Reopening strategies range from keeping windows open for ventilation to spacing desks six feet apart and resuming classes for students of a certain age.
While reopened schools have been mostly successful in avoiding any further coronavirus outbreaks among younger students so far, as The Washington Post story stated, doctors and public health officials warn that there is still a lot we don’t know about how the virus spreads in schools, and asymptotic children aren’t likely to be tested.
Edited By: Emmanuel Yashim
Pakistani students return to school as COVID-19 caseload drops
Tens of thousands of students in Pakistan returned to educational institutions on Tuesday after a six-month break, as the country’s new coronavirus caseload continues to decline.

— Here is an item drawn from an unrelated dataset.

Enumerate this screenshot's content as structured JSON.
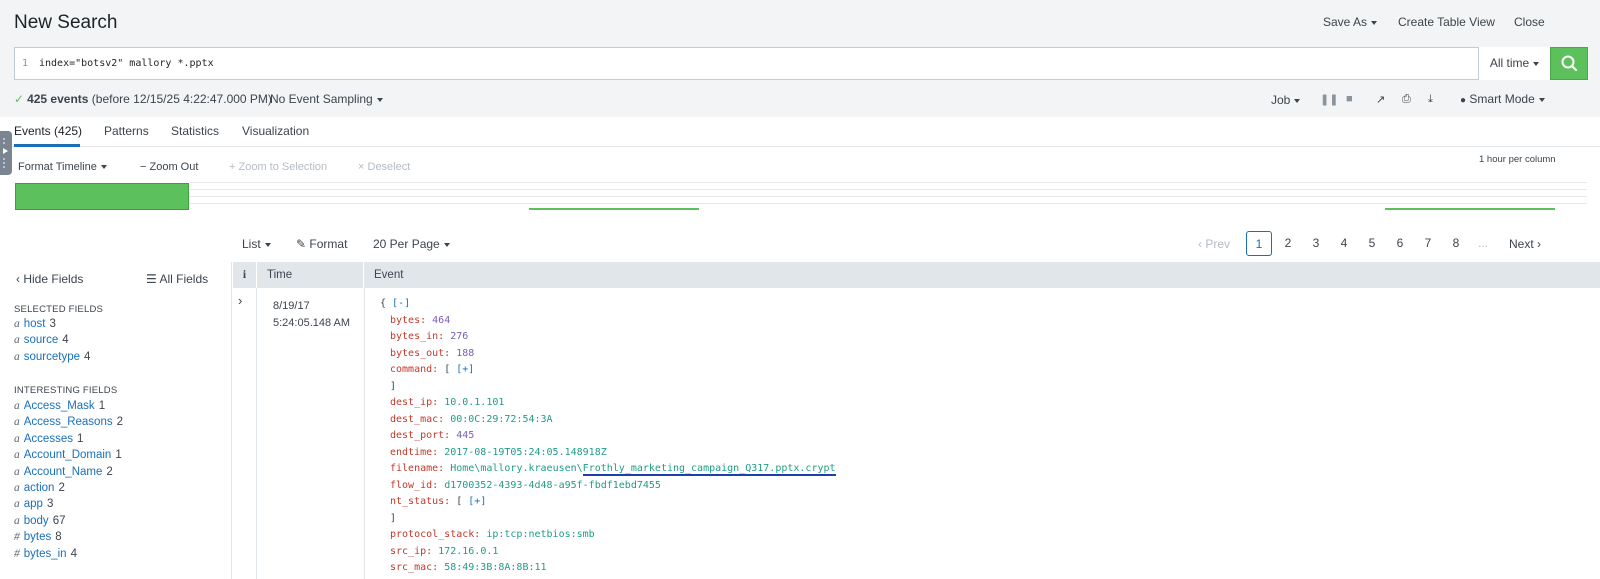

Universities and colleges reopened and school classes for the ninth and 10th grade restarted in the first phase of a three-stage plan announced by the the government earlier this month.
School classes for younger pupils were set to resume by the end of September, Education Minister Shafqat Mahmood said.
A sharp decline in new COVID-19 infections since July has encouraged authorities to reopen educational institutions under strict guidelines for teachers and students, including the wearing of face masks.
“It was a difficult decision but we have to take it sooner or later,” said Saeed Ghani, Education Minister in the worst-hit southern province of Sindh.
Student unions in the conflict-ridden provinces of Khyber-Pakhtunkhwa and Balochistan welcomed the resumption of in-person learning, as many students had not been able to join online classes due to a lack of internet access.
Pakistan had ordered schools to close in February, following the lead of other countries in the region, after the first COVID-19 infections were reported.
The country has reported more than 300,000 COVID-19 infections and more than 6,000 related deaths.
More than 95 per cent of patients have recovered.
The ratio of new infections among those tested recently declined to 2 per cent, according to health authorities.
The minister said the government would order schools to close again if infections spread once more.
Edited By: Fatima Sule/Sadiya Hamza